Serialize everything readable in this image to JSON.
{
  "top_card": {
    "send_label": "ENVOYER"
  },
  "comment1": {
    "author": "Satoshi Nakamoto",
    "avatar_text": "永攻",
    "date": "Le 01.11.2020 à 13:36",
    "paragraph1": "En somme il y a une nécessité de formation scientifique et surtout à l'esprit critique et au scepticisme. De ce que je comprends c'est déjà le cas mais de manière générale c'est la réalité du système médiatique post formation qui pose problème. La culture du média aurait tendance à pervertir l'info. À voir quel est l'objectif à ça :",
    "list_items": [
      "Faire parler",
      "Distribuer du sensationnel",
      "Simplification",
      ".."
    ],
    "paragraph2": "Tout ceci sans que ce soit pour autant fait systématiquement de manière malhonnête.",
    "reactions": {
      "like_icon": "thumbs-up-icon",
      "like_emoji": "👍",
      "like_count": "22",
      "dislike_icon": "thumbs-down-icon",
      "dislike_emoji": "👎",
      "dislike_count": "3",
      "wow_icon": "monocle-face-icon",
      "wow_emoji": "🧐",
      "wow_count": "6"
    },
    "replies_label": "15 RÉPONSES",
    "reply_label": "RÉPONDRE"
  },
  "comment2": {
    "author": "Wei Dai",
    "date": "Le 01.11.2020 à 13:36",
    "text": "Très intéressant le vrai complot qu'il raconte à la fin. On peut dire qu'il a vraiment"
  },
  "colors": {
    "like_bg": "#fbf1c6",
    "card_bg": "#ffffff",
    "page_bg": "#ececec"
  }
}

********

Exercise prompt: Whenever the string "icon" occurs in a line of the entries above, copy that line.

The answer:
      "like_icon": "thumbs-up-icon",
      "dislike_icon": "thumbs-down-icon",
      "wow_icon": "monocle-face-icon",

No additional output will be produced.